'The next point sought to be raised by the vakil for the appellants is that the suit is governed by Article 44 of the Limitation Act. This is rather a novel contention inasmuch as the plaintiff and defendants 1 to 4 were members of a joint Hindu family and the plaintiff's suit is a suit for partition and in the course of the partition he asked for setting aside the alienation of some properties which had been alienated by the managing member of the family. The argument for the appellants is that document IV purports to have been executed on behalf of the plaintiff as well and mere description as guardian of the plaintiff would not at all make him a guardian within the meaning of Article 44 of the Limitation Act.. . ....The Plaintiff as a member of a joint family has got a period of 12 years for challenging any alienation made by the managing member of the family whether he lived with him or not is immaterial'.

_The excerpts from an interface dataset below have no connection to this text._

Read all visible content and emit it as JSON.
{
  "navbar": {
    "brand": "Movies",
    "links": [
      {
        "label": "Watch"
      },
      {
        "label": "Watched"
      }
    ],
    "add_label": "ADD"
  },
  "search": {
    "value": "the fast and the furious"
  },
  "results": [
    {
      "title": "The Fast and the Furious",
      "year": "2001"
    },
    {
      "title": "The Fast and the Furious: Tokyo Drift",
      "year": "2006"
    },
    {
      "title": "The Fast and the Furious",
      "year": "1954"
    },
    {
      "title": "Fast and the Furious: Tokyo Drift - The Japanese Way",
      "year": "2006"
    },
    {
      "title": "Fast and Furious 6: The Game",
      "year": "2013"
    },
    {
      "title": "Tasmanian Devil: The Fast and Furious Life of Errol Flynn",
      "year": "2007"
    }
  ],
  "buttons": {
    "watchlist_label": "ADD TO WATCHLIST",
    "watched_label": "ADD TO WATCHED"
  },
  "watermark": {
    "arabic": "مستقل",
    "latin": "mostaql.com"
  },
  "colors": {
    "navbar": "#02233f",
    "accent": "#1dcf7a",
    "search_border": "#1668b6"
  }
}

The other case decided by a Division Bench (Sir John Wallace, C. J. and Kumaraswami Sastry J.) has the following head note:
'The fact that a Hindu father executes a sale-deed as guardian of his son will not take the case out of Article 123 of the Limitation Act and bring it under Article 44 which applies to cases where property belonging to a minor is transferred by his guardian'. '
The objection to the suit on the ground of limitation fails as it is in our opinion governed by Article 126, Limitation Act, and filed within the period of time prescribed therein. No other point was pressed for consideration. The appeal is dismissed but without costs.
2. Appeal dismissed.